“When we wallow in guilt, remorse, and shame over real or imagined sins of the past, we are disdaining God’s gift of grace. Preoccupation with self is always a major component of unhealthy guilt and recrimination. … Yes, we feel guilt over sins, but healthy guilt is one which acknowledges the wrong done and feels remorse, but then is free to embrace the forgiveness that has been offered.”
“The evil one is the great illusionist. He varnishes the truth and encourages dishonesty. ‘If we say, “We have no sin,” we are deceiving ourselves, and the truth has no place in us’ (1 John 1:8). satan prompts us to give importance to what has no importance. He clothes trivia with glitter and seduces us away from what is real. He causes us to live in a world of delusion, unreality, and shadows.”
“At Sunday worship, as in every dimension of our existence, many of us pretend to believe we are sinners. Consequently, all we can do is pretend to believe we have been forgiven. As a result, our whole spiritual life is pseudo-repentance and pseudo-bliss.”
“The way we are with each other is the truest test of our faith. How I treat a brother or sister from day to day, how I react to the sin-scarred wino on the street, how I respond to interruptions from people I dislike, how I deal with normal people in their normal confusion on a normal day may be a better indication of my reverence for life than the antiabortion sticker on the bumper of my car.”
“A little child cannot do a bad coloring; nor can a child of God do bad in prayer.”
“The call asks, Do you really accept the message that God is head over heels in love with you? I believe that this question is at the core of our ability to mature and grow spiritually. If in our hearts we really don’t believe that God loves us as we are, if we are still tainted by the lie that we can do something to make God love us more, we are rejecting the message of the Cross.”

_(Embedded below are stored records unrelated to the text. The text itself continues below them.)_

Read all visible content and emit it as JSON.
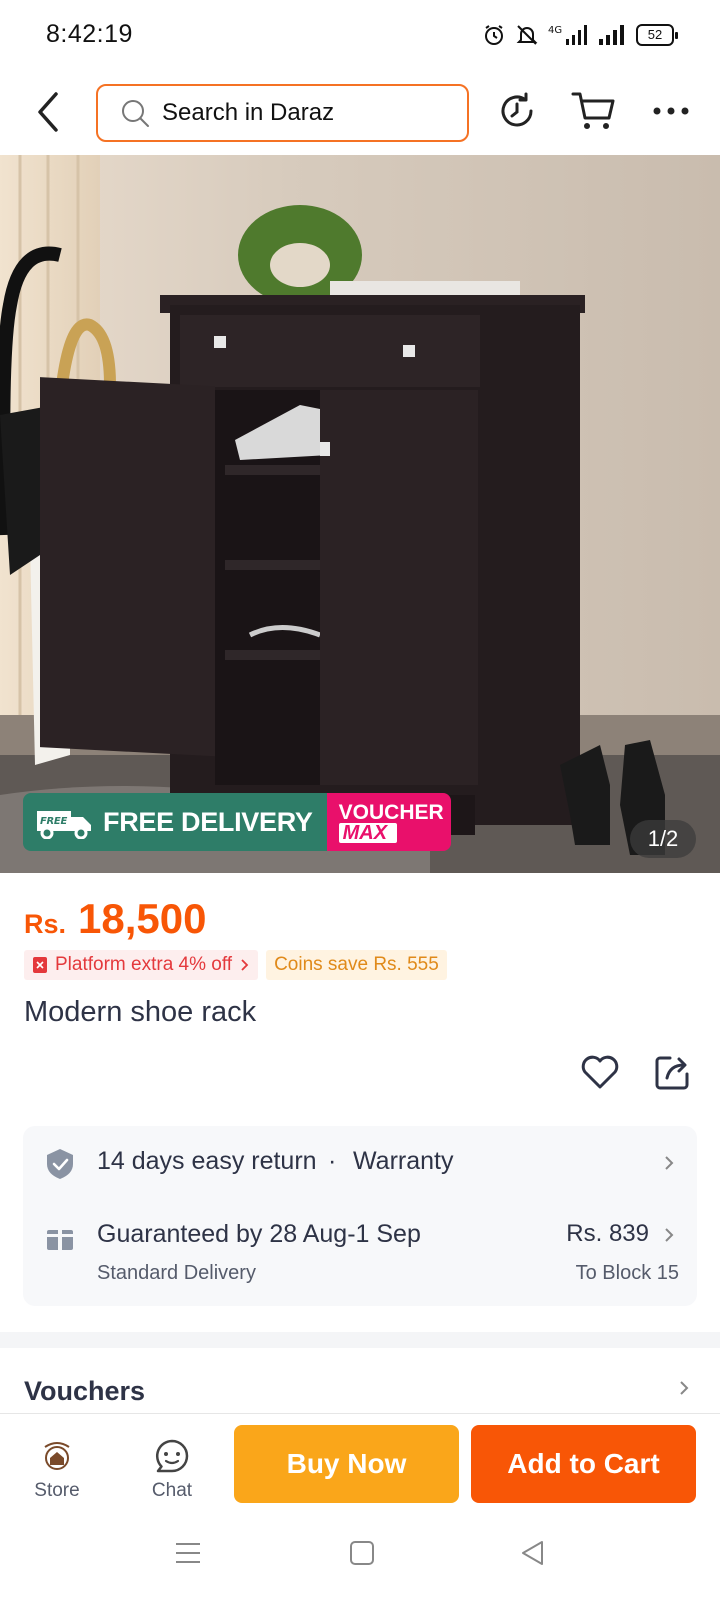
{
  "status_bar": {
    "time": "8:42:19",
    "network": "4G",
    "battery": "52"
  },
  "top_nav": {
    "search_placeholder": "Search in Daraz",
    "icons": [
      "back-icon",
      "search-icon",
      "history-icon",
      "cart-icon",
      "more-icon"
    ]
  },
  "gallery": {
    "banner_free_delivery": "FREE DELIVERY",
    "banner_free_small": "FREE",
    "banner_voucher_line1": "VOUCHER",
    "banner_voucher_line2": "MAX",
    "counter": "1/2",
    "colors": {
      "free_delivery": "#2e7d68",
      "voucher_max": "#e9106b"
    }
  },
  "product": {
    "currency": "Rs.",
    "price": "18,500",
    "promo_platform": "Platform extra 4% off",
    "promo_coins": "Coins save Rs. 555",
    "title": "Modern shoe rack",
    "accent_color": "#f85606"
  },
  "delivery": {
    "return_text": "14 days easy return",
    "dot": "·",
    "warranty": "Warranty",
    "guarantee_text": "Guaranteed by 28 Aug-1 Sep",
    "delivery_type": "Standard Delivery",
    "delivery_price": "Rs. 839",
    "delivery_to": "To Block 15"
  },
  "vouchers": {
    "title": "Vouchers"
  },
  "action_bar": {
    "store_label": "Store",
    "chat_label": "Chat",
    "buy_now_label": "Buy Now",
    "add_to_cart_label": "Add to Cart",
    "colors": {
      "buy_now": "#faa61a",
      "add_to_cart": "#f85606"
    }
  },
  "system_nav": {
    "icons": [
      "menu-icon",
      "home-square-icon",
      "back-triangle-icon"
    ]
  }
}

“There are some real problems with projecting the perfect image. First of all, it’s simply not true—we are not always happy, optimistic, in command. Second, projecting the flawless image keeps us from reaching people who feel we just wouldn’t understand them. And third, even if we could live a life with no conflict, suffering, or mistakes, it would be a shallow existence. The Christian with depth is the person who has failed and who has learned to live with it.”
“We project into the Lord our own measured standard of acceptance. Our whole understanding of Him is based in a quid pro quo of bartered love. He will love us if we are good, moral, and diligent. But we have turned the tables; we try to live so that He will love us, rather than living because He has already loved us.”
“No greater sinners exist than those so-called Christians who disfigure the face of God, mutilate the gospel of grace, and intimidate others through fear. They corrupt the essential nature of Christianity.”